None of us have much time. We really don’t. I’m sure most of you have been reminded of the lack of time we have on this planet. Often it happens when someone very close to you dies, or when you get a frightening medical diagnosis. For me, it was the latter. It wasn’t cancer, as prompted the urgency in Oliver’s poem, but it was something utterly left-field, something bananas, a one-in-a-million medical condition that finally explained why I had been living with intermittent, excruciating bouts of pain for all of my adult life.

During the weeks of diagnosis, the scans and the being pinged from one grim consultant to the next, there loomed the possibility that whatever it was I had would kill me (It didn’t. It won’t). It was unbelievable and it was totally unbelievable how my mindset instantly changed.

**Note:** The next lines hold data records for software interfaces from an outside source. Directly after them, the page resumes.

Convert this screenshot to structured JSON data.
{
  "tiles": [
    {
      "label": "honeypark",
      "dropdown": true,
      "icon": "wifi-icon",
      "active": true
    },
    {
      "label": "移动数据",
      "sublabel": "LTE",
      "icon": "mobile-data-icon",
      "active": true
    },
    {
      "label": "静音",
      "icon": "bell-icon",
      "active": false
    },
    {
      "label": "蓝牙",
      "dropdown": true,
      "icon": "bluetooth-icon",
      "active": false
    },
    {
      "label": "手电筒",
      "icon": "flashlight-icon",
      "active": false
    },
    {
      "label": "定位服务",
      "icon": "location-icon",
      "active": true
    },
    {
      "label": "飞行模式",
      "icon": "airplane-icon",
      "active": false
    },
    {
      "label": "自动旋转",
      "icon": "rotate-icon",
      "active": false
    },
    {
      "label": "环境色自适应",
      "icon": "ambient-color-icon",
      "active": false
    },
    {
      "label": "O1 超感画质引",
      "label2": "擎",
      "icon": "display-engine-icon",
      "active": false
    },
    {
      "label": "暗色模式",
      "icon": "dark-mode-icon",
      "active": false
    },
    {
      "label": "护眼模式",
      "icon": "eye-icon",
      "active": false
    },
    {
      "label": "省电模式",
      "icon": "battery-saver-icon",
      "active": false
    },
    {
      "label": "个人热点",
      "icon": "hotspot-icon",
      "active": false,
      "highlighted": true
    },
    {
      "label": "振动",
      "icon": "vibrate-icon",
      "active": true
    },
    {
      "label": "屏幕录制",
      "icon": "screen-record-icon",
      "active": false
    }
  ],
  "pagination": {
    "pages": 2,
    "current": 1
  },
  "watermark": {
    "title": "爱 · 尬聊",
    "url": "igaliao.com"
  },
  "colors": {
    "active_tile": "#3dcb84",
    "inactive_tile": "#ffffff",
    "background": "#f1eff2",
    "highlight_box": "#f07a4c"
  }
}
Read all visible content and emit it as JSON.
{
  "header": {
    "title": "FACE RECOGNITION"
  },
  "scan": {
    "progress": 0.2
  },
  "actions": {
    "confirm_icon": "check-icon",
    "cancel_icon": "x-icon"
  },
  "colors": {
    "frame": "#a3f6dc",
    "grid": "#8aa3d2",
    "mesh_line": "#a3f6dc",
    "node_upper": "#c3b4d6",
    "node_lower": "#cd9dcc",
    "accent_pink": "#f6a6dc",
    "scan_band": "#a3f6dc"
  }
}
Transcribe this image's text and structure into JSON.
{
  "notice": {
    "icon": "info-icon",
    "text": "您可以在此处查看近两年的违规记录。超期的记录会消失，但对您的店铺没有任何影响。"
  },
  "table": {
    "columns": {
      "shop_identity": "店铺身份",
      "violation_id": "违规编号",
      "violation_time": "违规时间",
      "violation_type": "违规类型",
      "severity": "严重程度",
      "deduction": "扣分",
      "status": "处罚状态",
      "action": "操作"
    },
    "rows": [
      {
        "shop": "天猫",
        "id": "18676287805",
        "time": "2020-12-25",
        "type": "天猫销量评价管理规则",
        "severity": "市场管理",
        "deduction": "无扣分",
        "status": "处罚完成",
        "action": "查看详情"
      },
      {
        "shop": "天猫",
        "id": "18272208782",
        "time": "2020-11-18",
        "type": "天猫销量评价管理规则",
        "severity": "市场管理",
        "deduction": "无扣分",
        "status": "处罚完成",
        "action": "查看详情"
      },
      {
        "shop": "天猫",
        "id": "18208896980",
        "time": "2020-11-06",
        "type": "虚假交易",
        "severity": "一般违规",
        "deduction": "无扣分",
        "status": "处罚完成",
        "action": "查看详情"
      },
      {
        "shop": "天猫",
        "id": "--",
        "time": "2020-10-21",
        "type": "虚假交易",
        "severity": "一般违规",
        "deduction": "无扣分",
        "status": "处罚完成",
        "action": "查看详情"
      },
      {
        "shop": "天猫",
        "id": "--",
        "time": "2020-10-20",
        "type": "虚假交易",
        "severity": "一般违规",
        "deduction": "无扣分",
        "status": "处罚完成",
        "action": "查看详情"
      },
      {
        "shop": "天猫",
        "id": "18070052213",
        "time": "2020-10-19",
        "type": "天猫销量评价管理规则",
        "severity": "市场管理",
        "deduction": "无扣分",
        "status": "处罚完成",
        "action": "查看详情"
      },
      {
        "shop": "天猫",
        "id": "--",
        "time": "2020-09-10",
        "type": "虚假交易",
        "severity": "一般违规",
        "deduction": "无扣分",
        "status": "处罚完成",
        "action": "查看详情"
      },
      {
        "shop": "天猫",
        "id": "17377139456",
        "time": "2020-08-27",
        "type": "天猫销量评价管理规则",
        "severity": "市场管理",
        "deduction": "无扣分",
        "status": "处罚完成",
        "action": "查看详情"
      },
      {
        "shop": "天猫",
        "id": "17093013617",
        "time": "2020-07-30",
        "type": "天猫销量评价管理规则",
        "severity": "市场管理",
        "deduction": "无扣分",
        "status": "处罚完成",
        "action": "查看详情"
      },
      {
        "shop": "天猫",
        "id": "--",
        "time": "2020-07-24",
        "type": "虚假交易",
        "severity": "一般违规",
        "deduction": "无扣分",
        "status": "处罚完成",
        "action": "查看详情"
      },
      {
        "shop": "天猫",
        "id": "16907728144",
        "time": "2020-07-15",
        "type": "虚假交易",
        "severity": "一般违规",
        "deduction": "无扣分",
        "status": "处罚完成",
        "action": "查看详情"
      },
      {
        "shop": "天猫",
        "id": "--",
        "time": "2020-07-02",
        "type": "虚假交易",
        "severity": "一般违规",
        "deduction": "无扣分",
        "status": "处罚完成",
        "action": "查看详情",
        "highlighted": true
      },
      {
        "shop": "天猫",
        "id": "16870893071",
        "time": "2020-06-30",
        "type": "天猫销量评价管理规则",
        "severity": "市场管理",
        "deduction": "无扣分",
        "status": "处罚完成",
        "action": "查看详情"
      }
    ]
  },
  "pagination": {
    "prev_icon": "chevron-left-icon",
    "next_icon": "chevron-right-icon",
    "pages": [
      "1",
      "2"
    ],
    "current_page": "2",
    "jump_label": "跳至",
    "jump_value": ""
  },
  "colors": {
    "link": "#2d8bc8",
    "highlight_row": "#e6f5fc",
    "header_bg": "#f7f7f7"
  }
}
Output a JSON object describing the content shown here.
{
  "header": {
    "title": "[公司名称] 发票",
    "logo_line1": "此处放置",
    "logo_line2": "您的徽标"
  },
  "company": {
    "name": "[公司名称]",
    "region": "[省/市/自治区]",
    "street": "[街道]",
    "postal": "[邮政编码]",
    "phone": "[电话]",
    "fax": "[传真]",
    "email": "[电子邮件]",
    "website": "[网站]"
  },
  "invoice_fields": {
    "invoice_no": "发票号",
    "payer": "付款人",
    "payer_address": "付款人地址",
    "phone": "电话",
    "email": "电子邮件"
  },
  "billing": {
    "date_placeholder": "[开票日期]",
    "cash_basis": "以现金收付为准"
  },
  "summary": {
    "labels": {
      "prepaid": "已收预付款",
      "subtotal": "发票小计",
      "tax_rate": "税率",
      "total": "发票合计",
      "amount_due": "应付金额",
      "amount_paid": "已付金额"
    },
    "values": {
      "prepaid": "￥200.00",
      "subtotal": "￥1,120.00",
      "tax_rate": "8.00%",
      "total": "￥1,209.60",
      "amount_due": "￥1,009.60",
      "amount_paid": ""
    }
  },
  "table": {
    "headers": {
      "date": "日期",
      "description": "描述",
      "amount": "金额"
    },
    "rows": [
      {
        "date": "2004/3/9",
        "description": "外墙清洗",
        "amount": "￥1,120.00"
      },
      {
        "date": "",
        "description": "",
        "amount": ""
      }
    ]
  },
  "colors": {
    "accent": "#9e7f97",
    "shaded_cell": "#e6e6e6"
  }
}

Time became distilled. I couldn’t believe I’d had a complaint about anything before – literally anything. Everything seemed like a special, priceless gift that was about to be snatched away from me. I got down on my knees and prayed every night (and during the day, and every hour) to God to let me stay alive and healthy to look after my sons. To let me live the life that until the week before, when a scan had found a gigantic growth wrapped around the sciatic nerve in my leg, I’d been a bit ‘meh’ about.

Yes, really. I dared to be ‘meh’ about my one wild and precious life, my adorable, bolshy little sons, my practical, kind husband, my sensitive, whip-smart stepdaughter, and about my tumbly tiny terraced house in the centre of the city.

I’m not going to die anytime soon. Or I might. Who knows? Any one of us, at any time, could die or become ill, or something could happen to one of our loved ones.

It is impossible to live at the intensity of ‘I might die’ every day, or even for a moment – but having experienced what it is like, its imprint is inside of me, somewhere. It’s yet another reason why I meditate. It is so incredibly comforting. When you do it regularly, you slowly start to become aware that death cannot exist.

Because there is a part of us that can never die.